Medical privacy lapsed into critical condition on April 16 when Wisconsin’s Jim Doyle became the first governor to sign legislation giving teachers who are exposed to a student’s blood the right to assign the youngster a mandatory HIV test. Teacher Cheryl Hartman began the brouhaha in 2001 after a teenage student unintentionally splattered blood in her eye. Privacy advocates say the law tramples medical rights and may encourage discrimination against gay students.

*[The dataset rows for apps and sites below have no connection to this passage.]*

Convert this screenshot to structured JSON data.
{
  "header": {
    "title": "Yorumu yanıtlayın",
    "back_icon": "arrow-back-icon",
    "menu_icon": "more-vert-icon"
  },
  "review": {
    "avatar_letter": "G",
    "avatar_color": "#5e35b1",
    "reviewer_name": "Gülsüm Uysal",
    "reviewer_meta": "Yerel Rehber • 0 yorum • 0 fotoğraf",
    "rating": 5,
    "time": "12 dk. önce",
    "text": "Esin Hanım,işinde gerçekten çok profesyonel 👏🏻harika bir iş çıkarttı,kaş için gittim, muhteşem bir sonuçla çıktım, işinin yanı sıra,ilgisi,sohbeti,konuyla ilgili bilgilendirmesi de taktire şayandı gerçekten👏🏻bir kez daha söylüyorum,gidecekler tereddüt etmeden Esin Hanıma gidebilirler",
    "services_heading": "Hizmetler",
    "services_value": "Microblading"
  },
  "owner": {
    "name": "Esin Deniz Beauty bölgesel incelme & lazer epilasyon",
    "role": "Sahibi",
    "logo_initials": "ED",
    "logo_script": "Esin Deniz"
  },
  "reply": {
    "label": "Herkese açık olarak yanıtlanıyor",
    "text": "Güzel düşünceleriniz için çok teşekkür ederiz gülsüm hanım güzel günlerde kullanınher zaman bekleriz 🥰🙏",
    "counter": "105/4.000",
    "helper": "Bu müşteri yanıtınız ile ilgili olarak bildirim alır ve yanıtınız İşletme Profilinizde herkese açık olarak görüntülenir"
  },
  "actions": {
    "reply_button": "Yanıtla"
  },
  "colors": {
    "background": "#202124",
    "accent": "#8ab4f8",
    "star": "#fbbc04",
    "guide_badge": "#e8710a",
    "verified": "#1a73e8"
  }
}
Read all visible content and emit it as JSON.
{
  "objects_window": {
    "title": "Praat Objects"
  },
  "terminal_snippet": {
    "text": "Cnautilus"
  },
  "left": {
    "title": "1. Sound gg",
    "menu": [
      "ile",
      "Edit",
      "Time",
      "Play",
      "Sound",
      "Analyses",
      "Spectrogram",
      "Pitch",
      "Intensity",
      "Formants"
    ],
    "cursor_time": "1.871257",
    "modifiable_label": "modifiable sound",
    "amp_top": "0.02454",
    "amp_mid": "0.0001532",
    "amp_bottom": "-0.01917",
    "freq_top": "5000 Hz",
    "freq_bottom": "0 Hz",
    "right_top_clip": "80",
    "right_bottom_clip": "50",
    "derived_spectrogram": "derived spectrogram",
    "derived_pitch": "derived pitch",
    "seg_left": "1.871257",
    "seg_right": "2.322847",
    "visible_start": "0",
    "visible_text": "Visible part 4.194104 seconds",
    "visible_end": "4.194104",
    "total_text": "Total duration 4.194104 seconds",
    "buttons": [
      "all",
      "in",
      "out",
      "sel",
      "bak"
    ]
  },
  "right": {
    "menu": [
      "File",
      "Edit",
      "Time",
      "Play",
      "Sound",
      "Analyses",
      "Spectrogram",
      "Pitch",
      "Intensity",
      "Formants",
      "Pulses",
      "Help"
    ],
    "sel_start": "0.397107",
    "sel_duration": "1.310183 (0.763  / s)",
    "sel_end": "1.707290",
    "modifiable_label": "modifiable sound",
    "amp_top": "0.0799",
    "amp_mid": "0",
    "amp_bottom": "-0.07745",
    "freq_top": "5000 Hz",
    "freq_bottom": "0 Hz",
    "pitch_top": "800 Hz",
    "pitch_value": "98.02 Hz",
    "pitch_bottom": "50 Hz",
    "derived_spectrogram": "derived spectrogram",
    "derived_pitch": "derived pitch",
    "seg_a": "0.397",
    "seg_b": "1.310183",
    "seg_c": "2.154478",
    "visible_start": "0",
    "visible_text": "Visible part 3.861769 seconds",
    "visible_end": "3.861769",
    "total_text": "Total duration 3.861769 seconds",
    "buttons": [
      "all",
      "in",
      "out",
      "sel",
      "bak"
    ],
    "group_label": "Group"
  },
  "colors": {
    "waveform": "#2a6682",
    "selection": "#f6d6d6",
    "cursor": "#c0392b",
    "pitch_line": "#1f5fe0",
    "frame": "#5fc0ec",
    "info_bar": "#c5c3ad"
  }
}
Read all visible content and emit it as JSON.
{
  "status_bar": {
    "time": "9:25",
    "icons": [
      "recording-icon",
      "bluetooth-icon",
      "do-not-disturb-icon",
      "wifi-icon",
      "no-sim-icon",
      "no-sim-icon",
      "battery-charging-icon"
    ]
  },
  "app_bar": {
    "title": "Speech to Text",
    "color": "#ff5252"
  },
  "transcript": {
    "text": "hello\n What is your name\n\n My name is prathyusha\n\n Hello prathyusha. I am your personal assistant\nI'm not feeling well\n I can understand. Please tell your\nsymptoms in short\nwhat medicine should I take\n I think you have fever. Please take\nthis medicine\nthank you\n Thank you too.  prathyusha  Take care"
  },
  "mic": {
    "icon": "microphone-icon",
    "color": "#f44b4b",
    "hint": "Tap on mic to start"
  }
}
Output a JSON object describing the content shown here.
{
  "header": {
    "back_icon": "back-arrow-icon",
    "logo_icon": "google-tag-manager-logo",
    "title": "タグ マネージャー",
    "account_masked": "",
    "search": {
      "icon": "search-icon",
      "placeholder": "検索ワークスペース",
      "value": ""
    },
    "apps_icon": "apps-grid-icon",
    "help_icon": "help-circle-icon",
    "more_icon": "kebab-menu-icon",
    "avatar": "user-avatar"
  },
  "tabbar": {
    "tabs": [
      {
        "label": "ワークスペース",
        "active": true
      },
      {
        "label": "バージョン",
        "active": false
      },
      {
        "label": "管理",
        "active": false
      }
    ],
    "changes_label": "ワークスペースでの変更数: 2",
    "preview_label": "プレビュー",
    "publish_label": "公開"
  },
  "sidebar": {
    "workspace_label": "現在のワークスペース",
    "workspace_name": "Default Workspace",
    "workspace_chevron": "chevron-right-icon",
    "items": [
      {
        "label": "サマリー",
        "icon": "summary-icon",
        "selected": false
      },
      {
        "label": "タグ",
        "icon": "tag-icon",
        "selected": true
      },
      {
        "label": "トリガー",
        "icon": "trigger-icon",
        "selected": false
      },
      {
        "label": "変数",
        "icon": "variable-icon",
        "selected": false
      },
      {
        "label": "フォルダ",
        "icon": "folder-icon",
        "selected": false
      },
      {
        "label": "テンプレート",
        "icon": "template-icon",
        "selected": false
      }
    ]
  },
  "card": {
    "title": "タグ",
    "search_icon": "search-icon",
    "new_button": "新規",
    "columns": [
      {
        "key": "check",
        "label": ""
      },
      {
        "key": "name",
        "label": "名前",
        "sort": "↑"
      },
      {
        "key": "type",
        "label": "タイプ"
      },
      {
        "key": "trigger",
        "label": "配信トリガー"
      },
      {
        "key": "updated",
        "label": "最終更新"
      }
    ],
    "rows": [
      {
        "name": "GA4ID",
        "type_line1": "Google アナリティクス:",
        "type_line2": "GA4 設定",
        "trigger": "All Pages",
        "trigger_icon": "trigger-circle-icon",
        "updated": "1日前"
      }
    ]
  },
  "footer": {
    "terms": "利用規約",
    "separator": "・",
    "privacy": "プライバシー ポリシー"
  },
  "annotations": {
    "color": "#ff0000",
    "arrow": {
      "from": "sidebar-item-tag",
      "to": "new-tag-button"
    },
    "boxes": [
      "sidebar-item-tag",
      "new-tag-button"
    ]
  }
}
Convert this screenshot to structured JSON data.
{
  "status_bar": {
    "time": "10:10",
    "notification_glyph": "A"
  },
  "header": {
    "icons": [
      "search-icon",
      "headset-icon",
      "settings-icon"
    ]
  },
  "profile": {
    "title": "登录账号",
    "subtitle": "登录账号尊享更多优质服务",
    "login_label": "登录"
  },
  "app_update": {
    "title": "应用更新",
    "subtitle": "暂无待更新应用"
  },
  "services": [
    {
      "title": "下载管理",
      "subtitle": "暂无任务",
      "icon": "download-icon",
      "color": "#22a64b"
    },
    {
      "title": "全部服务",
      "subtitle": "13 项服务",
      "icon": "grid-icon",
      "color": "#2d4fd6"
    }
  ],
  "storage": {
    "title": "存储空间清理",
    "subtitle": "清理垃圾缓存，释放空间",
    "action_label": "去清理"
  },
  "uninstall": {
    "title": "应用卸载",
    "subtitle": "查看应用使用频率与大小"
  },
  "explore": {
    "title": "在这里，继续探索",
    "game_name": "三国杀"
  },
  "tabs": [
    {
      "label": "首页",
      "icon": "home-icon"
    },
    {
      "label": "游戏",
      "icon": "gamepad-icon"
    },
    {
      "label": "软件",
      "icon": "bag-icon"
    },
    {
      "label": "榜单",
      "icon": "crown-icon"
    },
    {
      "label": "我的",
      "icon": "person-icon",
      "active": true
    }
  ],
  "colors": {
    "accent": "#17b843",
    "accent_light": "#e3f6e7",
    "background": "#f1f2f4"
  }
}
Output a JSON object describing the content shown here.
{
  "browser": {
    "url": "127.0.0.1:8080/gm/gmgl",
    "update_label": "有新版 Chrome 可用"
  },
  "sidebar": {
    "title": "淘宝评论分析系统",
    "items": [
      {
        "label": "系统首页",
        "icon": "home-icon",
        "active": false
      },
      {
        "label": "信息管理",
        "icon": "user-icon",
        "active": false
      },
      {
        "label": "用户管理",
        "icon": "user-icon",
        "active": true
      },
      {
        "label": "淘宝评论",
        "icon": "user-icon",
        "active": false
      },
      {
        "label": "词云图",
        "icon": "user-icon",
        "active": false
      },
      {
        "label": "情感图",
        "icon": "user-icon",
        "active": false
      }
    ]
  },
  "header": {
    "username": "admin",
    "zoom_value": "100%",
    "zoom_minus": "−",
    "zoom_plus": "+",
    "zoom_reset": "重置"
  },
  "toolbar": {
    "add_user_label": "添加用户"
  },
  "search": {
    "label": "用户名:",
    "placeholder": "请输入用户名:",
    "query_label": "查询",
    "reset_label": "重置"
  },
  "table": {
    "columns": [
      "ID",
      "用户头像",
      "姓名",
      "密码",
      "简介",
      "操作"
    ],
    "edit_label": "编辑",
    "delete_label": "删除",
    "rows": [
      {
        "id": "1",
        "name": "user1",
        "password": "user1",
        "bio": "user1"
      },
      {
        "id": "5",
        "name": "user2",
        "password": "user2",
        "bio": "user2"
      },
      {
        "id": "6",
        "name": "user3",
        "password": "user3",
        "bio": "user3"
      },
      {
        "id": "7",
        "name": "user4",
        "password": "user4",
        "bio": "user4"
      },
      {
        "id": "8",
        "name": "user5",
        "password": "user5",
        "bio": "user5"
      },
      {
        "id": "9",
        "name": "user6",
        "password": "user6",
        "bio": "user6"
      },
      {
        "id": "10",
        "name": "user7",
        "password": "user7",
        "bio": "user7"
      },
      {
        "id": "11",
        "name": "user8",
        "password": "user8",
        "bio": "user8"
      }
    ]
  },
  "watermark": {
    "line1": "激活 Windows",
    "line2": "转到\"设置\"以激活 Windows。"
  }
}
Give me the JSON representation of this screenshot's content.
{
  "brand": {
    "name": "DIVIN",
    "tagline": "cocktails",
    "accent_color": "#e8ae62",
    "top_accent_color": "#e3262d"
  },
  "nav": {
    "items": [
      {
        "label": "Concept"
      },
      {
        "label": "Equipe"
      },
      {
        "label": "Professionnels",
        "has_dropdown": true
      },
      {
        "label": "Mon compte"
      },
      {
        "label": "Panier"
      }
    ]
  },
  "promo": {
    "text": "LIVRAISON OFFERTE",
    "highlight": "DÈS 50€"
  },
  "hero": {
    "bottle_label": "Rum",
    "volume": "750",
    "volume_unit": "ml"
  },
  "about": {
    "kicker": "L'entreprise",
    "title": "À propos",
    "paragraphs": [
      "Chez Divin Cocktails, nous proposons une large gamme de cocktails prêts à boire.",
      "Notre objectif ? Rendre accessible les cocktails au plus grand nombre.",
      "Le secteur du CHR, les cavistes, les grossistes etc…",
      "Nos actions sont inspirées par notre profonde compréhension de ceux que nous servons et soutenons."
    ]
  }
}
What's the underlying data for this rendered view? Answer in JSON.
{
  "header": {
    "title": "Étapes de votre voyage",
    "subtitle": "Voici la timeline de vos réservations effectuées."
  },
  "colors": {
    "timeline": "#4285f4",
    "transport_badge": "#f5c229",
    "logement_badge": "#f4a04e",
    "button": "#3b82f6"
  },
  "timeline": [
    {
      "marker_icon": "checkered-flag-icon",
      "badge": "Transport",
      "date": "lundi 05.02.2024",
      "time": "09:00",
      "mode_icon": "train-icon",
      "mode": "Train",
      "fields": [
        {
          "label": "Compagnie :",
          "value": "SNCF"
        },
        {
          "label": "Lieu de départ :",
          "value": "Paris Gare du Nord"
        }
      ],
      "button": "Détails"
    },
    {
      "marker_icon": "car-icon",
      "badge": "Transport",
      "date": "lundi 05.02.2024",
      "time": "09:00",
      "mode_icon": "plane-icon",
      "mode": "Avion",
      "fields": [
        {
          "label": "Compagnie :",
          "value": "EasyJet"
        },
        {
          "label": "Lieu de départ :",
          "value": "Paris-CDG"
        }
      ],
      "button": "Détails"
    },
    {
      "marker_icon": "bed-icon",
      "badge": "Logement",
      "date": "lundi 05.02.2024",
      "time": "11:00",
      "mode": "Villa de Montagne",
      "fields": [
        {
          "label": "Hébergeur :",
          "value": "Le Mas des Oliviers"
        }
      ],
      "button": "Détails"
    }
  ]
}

James Esseks, litigation director for the ACLU AIDS Project, told POZ that although the law probably qualifies as constitutional, it could “feed fear and hysteria about HIV.” Hartman, who eventually tested negative, argues, “It’s not a privacy issue—it’s a health issue, so someone could receive treatment immediately.” Privacy vs. health—a tricky question indeed.
August 1, 2004 • By Lucile Scott